“Not this war, Geralt. After this war, no-one returns. There will be nothing to return to. Nilfgaard leaves behind it only rubble; its armies advance like lava from which no-one escapes. The roads are strewn, for miles, with gallows and pyres; the sky is cut with columns of smoke as long as the horizon. Since the beginning of the world, in fact, nothing of this sort has happened before. Since the world is our world… You must understand that the Nilfgaardians have descended from their mountains to destroy this world.”

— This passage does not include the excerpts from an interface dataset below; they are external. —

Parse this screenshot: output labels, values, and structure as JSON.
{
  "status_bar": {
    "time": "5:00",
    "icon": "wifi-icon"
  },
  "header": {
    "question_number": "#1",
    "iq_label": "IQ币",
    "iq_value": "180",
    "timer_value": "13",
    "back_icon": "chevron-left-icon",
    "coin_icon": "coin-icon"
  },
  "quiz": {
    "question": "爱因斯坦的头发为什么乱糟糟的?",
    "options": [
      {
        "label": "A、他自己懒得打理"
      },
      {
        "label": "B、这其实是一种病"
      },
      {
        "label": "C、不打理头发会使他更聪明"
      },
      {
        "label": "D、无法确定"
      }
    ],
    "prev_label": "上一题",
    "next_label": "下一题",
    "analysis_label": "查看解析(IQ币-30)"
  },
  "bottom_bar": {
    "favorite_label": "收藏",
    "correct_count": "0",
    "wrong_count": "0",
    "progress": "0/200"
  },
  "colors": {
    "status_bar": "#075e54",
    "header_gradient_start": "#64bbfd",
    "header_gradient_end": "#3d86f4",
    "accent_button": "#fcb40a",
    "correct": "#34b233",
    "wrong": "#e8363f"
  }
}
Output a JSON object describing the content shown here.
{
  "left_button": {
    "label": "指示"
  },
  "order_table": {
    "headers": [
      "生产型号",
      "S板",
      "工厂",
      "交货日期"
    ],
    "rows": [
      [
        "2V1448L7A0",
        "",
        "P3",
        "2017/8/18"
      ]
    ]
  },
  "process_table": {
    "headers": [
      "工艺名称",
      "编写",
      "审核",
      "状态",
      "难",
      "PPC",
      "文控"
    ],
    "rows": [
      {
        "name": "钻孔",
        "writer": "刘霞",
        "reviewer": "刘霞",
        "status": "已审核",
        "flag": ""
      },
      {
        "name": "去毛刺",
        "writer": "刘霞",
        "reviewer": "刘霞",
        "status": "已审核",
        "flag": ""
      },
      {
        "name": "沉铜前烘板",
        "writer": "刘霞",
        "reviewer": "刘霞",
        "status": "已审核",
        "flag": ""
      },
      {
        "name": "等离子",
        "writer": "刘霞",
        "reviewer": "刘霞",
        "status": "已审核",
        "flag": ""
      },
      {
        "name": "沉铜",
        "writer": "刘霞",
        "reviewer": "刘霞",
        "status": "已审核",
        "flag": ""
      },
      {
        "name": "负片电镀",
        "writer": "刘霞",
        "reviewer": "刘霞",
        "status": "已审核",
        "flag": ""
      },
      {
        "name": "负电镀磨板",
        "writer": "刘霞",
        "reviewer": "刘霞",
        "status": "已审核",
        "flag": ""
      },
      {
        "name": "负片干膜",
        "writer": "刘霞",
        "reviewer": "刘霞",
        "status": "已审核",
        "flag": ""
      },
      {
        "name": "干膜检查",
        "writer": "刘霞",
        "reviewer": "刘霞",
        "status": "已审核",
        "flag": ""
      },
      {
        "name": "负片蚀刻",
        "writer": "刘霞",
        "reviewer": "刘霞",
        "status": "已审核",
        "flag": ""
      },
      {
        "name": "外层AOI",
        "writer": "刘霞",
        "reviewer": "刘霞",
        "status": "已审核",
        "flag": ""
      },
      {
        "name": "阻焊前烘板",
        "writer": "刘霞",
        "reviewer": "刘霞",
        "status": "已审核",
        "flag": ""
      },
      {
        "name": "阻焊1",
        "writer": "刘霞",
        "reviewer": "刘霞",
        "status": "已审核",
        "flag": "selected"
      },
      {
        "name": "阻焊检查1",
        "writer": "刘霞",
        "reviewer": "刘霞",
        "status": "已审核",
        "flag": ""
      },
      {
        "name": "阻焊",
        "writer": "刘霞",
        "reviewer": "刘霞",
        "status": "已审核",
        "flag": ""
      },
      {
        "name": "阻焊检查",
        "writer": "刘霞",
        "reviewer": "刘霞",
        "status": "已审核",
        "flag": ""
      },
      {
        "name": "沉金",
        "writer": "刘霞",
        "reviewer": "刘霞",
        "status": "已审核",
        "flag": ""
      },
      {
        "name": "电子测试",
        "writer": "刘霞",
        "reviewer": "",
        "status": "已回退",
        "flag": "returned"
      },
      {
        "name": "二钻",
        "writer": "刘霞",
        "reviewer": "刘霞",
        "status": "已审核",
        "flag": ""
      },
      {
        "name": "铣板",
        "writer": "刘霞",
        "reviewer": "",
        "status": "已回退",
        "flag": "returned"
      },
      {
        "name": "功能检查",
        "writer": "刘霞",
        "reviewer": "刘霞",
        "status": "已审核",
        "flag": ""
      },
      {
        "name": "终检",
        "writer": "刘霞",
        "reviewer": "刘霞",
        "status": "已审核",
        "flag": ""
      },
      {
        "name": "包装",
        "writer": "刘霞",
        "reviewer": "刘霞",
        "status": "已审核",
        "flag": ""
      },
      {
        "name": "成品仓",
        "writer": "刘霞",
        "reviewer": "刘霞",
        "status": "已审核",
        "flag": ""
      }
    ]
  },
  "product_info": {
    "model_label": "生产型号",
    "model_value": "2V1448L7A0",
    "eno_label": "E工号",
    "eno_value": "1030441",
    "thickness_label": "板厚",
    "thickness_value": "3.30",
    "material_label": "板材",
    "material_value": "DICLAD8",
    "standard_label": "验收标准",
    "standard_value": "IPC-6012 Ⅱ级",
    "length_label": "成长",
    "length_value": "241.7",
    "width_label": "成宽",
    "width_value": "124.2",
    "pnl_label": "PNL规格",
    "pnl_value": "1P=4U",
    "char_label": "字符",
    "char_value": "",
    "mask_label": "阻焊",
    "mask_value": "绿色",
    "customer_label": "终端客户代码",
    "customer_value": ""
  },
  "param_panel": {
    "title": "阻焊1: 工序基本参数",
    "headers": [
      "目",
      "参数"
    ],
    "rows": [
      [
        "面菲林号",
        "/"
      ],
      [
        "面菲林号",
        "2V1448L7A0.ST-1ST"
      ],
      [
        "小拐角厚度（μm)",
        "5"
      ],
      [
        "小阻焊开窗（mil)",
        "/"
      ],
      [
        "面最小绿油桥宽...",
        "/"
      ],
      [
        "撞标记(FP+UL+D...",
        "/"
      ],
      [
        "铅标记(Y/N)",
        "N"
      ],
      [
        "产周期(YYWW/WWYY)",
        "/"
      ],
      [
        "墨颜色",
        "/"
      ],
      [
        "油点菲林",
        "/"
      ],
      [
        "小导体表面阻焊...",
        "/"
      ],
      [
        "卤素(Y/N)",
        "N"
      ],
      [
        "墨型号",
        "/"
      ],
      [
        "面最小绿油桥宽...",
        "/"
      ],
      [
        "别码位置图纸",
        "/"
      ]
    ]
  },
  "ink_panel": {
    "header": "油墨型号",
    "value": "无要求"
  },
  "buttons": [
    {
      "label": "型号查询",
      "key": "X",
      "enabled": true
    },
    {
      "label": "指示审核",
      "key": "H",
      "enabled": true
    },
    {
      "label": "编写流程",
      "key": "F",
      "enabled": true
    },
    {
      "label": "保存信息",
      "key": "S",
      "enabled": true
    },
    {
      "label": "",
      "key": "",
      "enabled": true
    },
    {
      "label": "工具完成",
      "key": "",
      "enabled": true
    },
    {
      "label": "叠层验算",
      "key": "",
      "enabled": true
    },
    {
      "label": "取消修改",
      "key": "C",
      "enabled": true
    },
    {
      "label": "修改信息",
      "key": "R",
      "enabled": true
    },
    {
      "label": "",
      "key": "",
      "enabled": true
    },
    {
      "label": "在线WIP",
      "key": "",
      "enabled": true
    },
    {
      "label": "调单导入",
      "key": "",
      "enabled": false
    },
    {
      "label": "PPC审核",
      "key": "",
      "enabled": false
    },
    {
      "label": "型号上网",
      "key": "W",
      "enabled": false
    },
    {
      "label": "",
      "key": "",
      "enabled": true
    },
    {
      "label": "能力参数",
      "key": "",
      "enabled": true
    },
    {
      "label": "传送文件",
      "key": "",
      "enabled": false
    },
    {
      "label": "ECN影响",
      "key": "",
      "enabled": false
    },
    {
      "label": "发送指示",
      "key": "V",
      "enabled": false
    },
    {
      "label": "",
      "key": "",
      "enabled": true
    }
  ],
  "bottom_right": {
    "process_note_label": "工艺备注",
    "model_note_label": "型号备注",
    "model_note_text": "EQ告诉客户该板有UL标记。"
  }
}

The conflict with Nilfgaard seems to be staging one of the “gray” Northern kingdoms against the explicitly evil Nazi-like Nilfgaardians. Except, the very next book, Blood of Elves, disputes such a simplistic good-versus-evil interpretation. The Nilfgaardians have been driven back and Dandelion tells of the North’s victory but the population can’t agree on any of the details. We also get the sense not everyone is happy with the North’s victory.

“As everyone knows,” he continued, sparing neither the baron nor the wizard so much as a glance, “over a hundred thousand warriors stood on the field during the second battle of Sodden Hill, and of those at least thirty thousand were maimed or killed. Master Dandilion should be thanked for immortalising this famous, terrible battle in one of his ballads. In both the lyrics and melody of his work I heard not an exaltation but a warning. So I repeat: offer praise and everlasting renown to this poet for his ballad, which may, perhaps, prevent a tragedy as horrific as this cruel and unnecessary war from occurring in the future.”

“Indeed,” said Baron Vilibert, looking defiantly at the elf. “You have read some very interesting things into this ballad, honoured sir. An unnecessary war, you say? You’d like to avoid such a tragedy in the future, would you? Are we to understand that if the Nilfgaardians were to attack us again you would advise that we capitulate? Humbly accept the Nilfgaardian yoke?”

This is, again, similar to Joe Abercrombie’s handling of the Gurkish with sincere peace envoys sent after the fall of Dagoska (ones which Bayaz’s agents frame for murder). There are people in Nilfgaard who would be willing to be magnanimous in victory even as there are people on the North’s side who scheme and desire a second round of ruinous war.

Things become further muddled in the subsequent Second Nilfgaard War as the North is divided among those who are willing to fight for the Northern kingdoms against those allied with Nilfgaard. The majority of Nilfgaard’s allies are the Scoia’tael (elvish for “Squirrels”) who seek to redress ancient wrongs. Rather than lionize a struggle for equality, Sapkowski treats